▶ _GIVEN INFORMATION_
"""
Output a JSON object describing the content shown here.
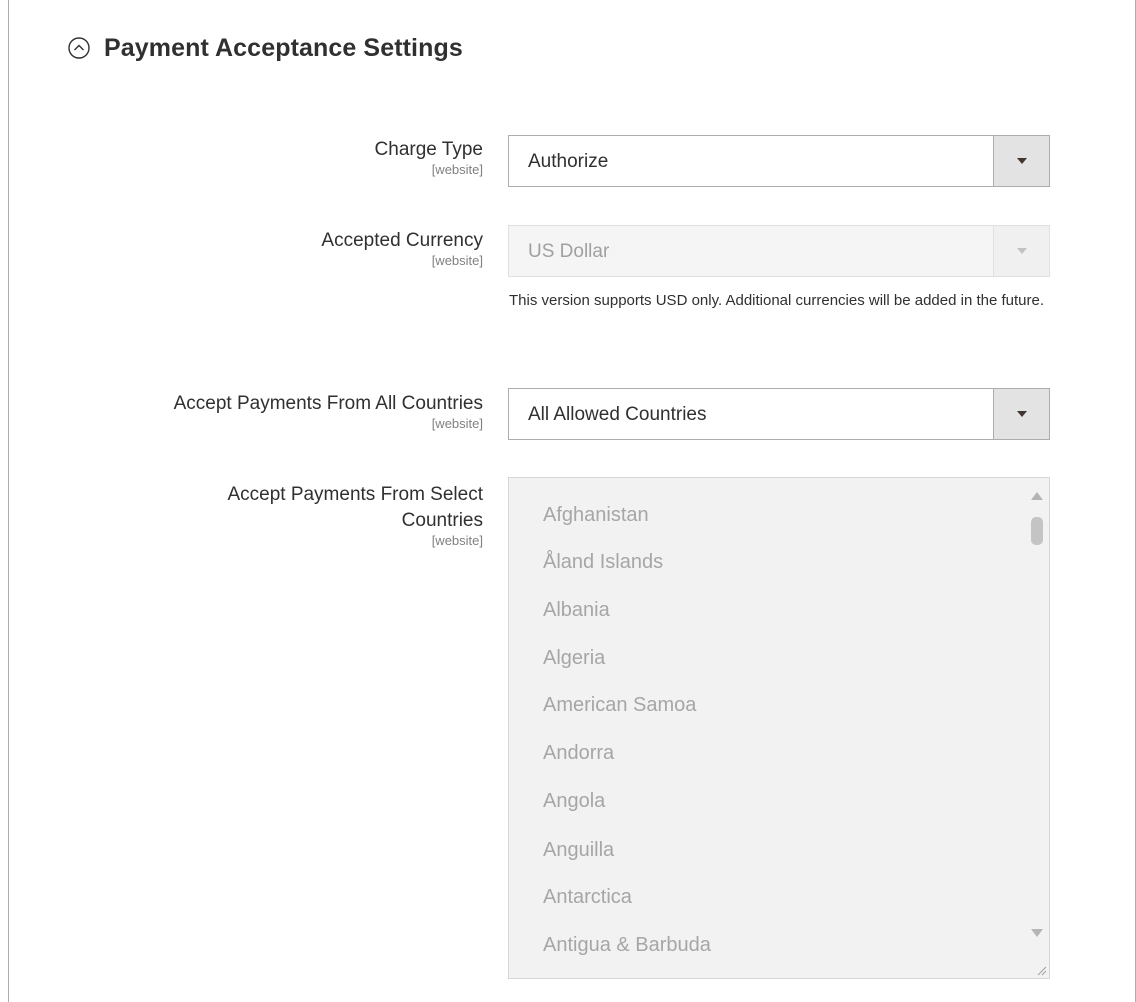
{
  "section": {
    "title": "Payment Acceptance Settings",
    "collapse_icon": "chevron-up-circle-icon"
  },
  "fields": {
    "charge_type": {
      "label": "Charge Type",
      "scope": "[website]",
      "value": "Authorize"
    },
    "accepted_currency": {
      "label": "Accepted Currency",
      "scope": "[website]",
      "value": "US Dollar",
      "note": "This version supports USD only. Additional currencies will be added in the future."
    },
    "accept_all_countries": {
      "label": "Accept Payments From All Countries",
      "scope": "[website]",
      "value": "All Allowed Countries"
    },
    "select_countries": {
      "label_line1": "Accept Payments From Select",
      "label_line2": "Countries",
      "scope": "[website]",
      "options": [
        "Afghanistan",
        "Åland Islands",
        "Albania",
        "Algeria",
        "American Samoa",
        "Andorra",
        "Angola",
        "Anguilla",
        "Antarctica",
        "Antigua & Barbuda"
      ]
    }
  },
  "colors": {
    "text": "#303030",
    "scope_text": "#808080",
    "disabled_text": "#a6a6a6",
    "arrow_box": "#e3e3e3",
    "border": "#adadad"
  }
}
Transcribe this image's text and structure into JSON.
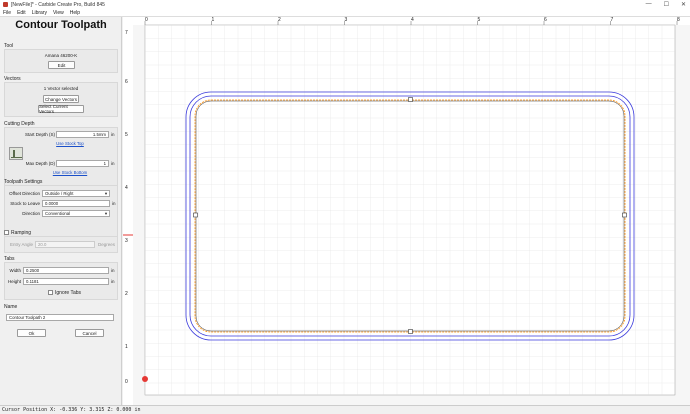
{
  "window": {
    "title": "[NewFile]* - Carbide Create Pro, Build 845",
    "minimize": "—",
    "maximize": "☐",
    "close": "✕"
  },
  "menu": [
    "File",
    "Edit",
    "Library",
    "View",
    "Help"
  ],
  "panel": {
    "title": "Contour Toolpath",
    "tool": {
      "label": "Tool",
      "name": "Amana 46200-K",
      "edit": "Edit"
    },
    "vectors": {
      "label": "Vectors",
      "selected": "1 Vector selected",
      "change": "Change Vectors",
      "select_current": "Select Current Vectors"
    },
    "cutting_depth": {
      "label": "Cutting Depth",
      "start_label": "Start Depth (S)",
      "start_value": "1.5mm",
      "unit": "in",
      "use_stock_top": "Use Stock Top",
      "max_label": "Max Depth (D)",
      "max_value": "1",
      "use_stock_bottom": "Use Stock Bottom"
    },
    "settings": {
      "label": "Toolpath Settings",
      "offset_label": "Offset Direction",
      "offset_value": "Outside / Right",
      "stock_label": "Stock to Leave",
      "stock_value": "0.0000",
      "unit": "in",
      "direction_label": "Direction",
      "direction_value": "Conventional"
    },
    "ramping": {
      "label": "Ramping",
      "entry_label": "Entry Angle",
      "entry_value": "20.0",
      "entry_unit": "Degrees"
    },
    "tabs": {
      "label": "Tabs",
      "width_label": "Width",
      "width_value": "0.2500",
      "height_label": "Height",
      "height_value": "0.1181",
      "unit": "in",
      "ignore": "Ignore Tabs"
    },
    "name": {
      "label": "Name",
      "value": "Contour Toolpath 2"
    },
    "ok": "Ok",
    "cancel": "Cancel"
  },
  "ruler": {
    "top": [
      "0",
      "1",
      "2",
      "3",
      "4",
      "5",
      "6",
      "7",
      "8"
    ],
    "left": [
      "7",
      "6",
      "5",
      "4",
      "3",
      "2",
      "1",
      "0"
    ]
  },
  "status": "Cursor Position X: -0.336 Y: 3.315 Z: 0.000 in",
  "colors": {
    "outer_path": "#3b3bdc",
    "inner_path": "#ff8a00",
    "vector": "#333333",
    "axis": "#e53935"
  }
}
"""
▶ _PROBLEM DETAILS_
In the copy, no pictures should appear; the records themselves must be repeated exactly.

▶ _TASK RESPONSE_
Output a JSON object describing the content shown here.
{
  "section": {
    "title": "Payment Acceptance Settings",
    "collapse_icon": "chevron-up-circle-icon"
  },
  "fields": {
    "charge_type": {
      "label": "Charge Type",
      "scope": "[website]",
      "value": "Authorize"
    },
    "accepted_currency": {
      "label": "Accepted Currency",
      "scope": "[website]",
      "value": "US Dollar",
      "note": "This version supports USD only. Additional currencies will be added in the future."
    },
    "accept_all_countries": {
      "label": "Accept Payments From All Countries",
      "scope": "[website]",
      "value": "All Allowed Countries"
    },
    "select_countries": {
      "label_line1": "Accept Payments From Select",
      "label_line2": "Countries",
      "scope": "[website]",
      "options": [
        "Afghanistan",
        "Åland Islands",
        "Albania",
        "Algeria",
        "American Samoa",
        "Andorra",
        "Angola",
        "Anguilla",
        "Antarctica",
        "Antigua & Barbuda"
      ]
    }
  },
  "colors": {
    "text": "#303030",
    "scope_text": "#808080",
    "disabled_text": "#a6a6a6",
    "arrow_box": "#e3e3e3",
    "border": "#adadad"
  }
}
Transcribe this image's text and structure into JSON.
{
  "window": {
    "title": "[NewFile]* - Carbide Create Pro, Build 845",
    "minimize": "—",
    "maximize": "☐",
    "close": "✕"
  },
  "menu": [
    "File",
    "Edit",
    "Library",
    "View",
    "Help"
  ],
  "panel": {
    "title": "Contour Toolpath",
    "tool": {
      "label": "Tool",
      "name": "Amana 46200-K",
      "edit": "Edit"
    },
    "vectors": {
      "label": "Vectors",
      "selected": "1 Vector selected",
      "change": "Change Vectors",
      "select_current": "Select Current Vectors"
    },
    "cutting_depth": {
      "label": "Cutting Depth",
      "start_label": "Start Depth (S)",
      "start_value": "1.5mm",
      "unit": "in",
      "use_stock_top": "Use Stock Top",
      "max_label": "Max Depth (D)",
      "max_value": "1",
      "use_stock_bottom": "Use Stock Bottom"
    },
    "settings": {
      "label": "Toolpath Settings",
      "offset_label": "Offset Direction",
      "offset_value": "Outside / Right",
      "stock_label": "Stock to Leave",
      "stock_value": "0.0000",
      "unit": "in",
      "direction_label": "Direction",
      "direction_value": "Conventional"
    },
    "ramping": {
      "label": "Ramping",
      "entry_label": "Entry Angle",
      "entry_value": "20.0",
      "entry_unit": "Degrees"
    },
    "tabs": {
      "label": "Tabs",
      "width_label": "Width",
      "width_value": "0.2500",
      "height_label": "Height",
      "height_value": "0.1181",
      "unit": "in",
      "ignore": "Ignore Tabs"
    },
    "name": {
      "label": "Name",
      "value": "Contour Toolpath 2"
    },
    "ok": "Ok",
    "cancel": "Cancel"
  },
  "ruler": {
    "top": [
      "0",
      "1",
      "2",
      "3",
      "4",
      "5",
      "6",
      "7",
      "8"
    ],
    "left": [
      "7",
      "6",
      "5",
      "4",
      "3",
      "2",
      "1",
      "0"
    ]
  },
  "status": "Cursor Position X: -0.336 Y: 3.315 Z: 0.000 in",
  "colors": {
    "outer_path": "#3b3bdc",
    "inner_path": "#ff8a00",
    "vector": "#333333",
    "axis": "#e53935"
  }
}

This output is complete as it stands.